Home / Books / ‘The Paying Guests’ is a well-crafted tale of a lesbian love affair in post-WW1 London | review

‘The Paying Guests’ is a well-crafted tale of a lesbian love affair in post-WW1 London | review

Product by:
Sarah Waters

Reviewed by:
Rating:
3.5
On September 15, 2014
Last modified:September 17, 2014

Summary:

This is a tightly wound tale of a cataclysmically imploding infidelity with a distinctly gothic noire flavor. Waters is very good at her craft, but the main caution about this book is that it is not one for the optimist.

sarah-waters-the-paying-guests
Riverhead Books

Sarah Waters is a highly acclaimed Welsh novelist whose books typically draw from the Victorian era, often with the twist of a gay female protagonist. The Paying Guests is set in post-World War I London, and involves a formerly wealthy family whose entire male lineage was destroyed in combat. The mother and daughter remain but, in this male-dominated society, have no means by which to care for their deteriorating estate. In desperation, they take on a young, childless couple as lodgers or “paying guests,” as they prefer to phrase it a bit more delicately.

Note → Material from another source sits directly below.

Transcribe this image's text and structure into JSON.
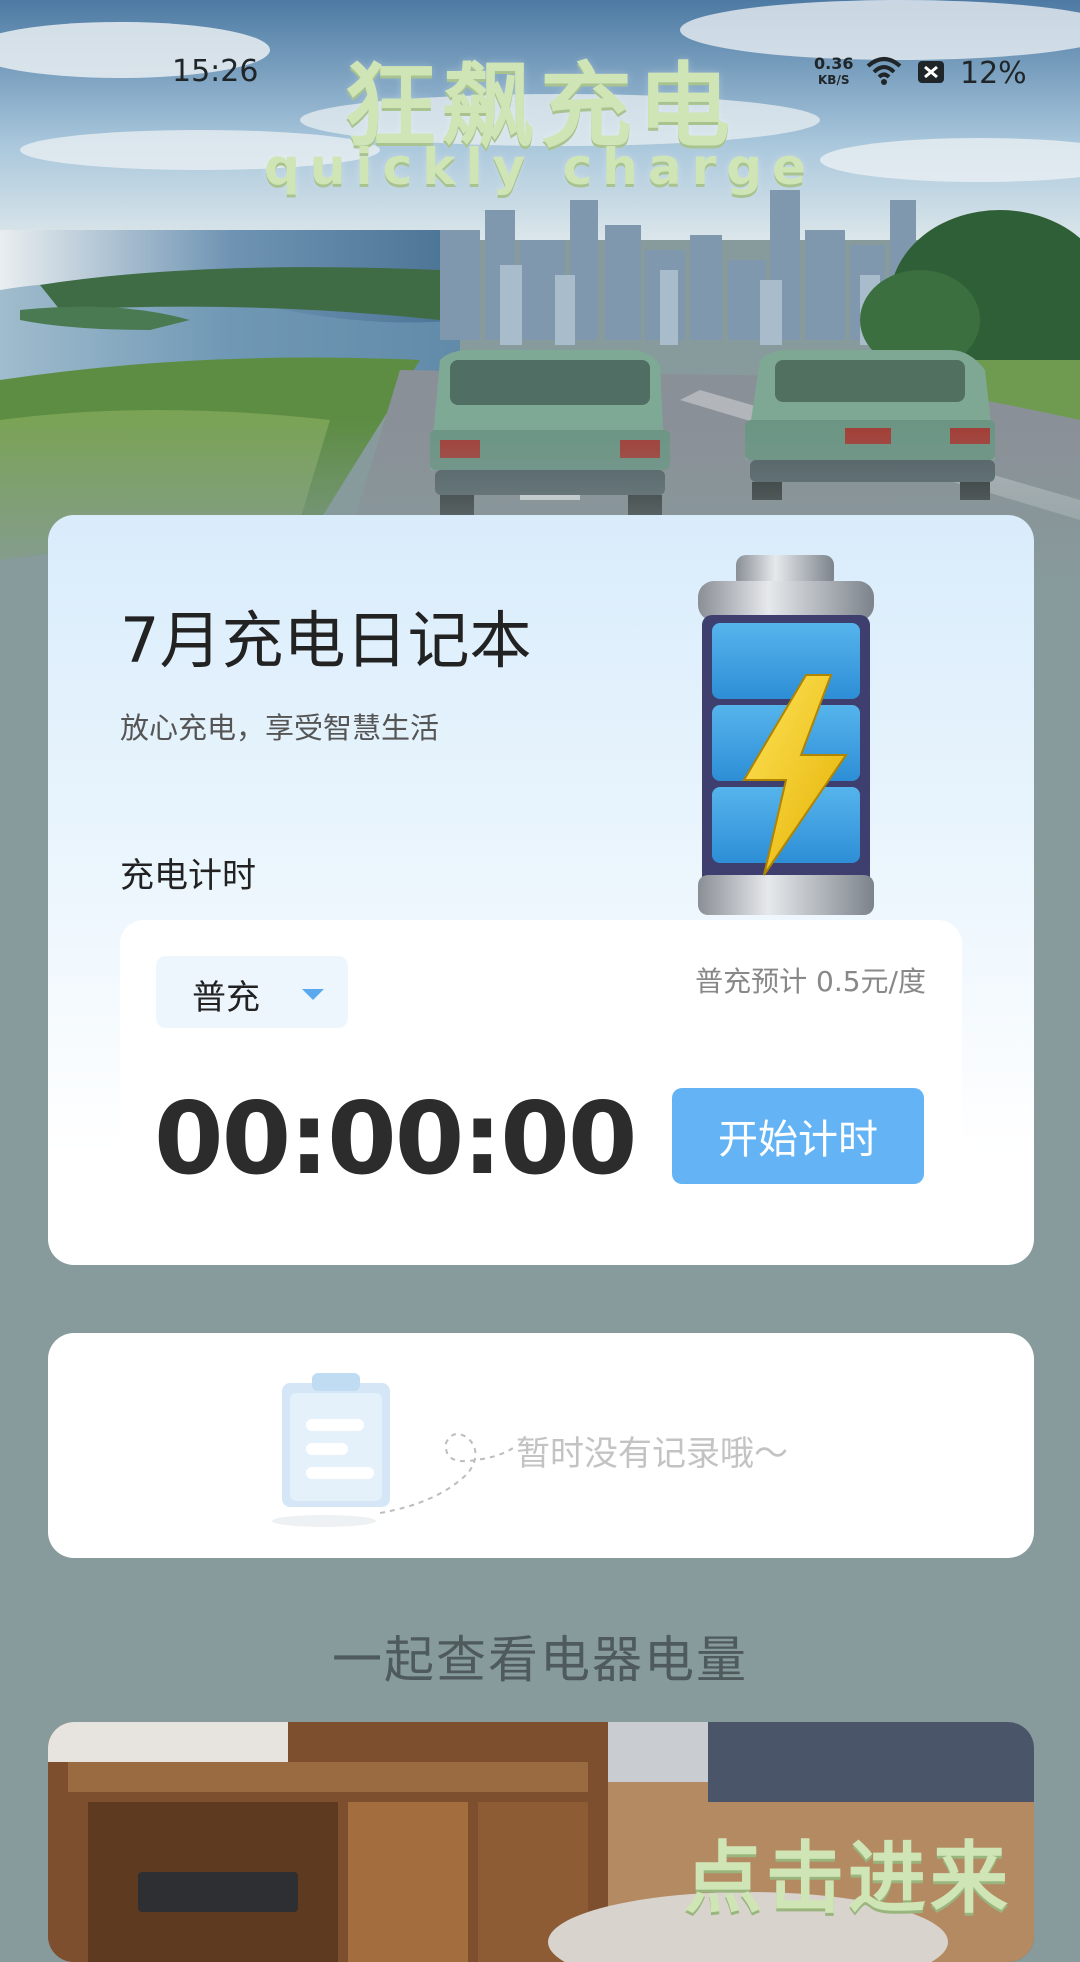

What unfolds is a tightly wound tale of a cataclysmically imploding infidelity with a distinctly gothic noire flavor. Waters is very good at her craft and has an excellent sense of story timing and a talent for building tension. The slightly off-center shift of the story derives from the homosexual nature of the affair between the daughter and the wife, creating a sort of lesbian Wuthering Heights.

The most interesting aspect of this shift is the matter-of-factness with which Waters treats it. The affair builds with the same rhythm of the most familiar stories, encounters the identical strains, difficulties, and jealousies. And the decidedly disastrous later events leave the reader with the same morally valorous sense of “just desserts.”  This construction moves the novel from the much narrower LGBT genre into the general historical fiction/romance mainstream in a similar way that feminist author Rita Mae Brown’s drama and mystery novels have.

The main caution about this book is that it is not one for the optimist. Similar to Madame Bovary or Anna Karenina, there is no light provided to illuminate any of the dark corners of this story. Instead, everything is overlaid with the grasping sense of desperation that was so defining of the “Lost Generation.”  After this one, you will definitely want to join Bloom County for a “mass dandelion break.”

bloom-county-mass-dandelion-break
(Washington Post Writers Group)
This is a tightly wound tale of a cataclysmically imploding infidelity with a distinctly gothic noire flavor. Waters is very good at her craft, but the main caution about this book is that it is not one for the optimist.
Facebook Comments
Support Pop Mythology on Patreon

About Andrea Sefler

Andrea Sefler
Andrea is a consultant and technical writer for various scientific software and instrumentation companies. She has a Ph.D. in chemistry from Berkeley and has never met a genre of music or books that she hasn’t liked. As a gamer since the days of the Apple II, Andrea can relate any number of hair-raising tales about role-playing games stored on 360 kB 5.25” floppy disks and may, someday, put them to paper.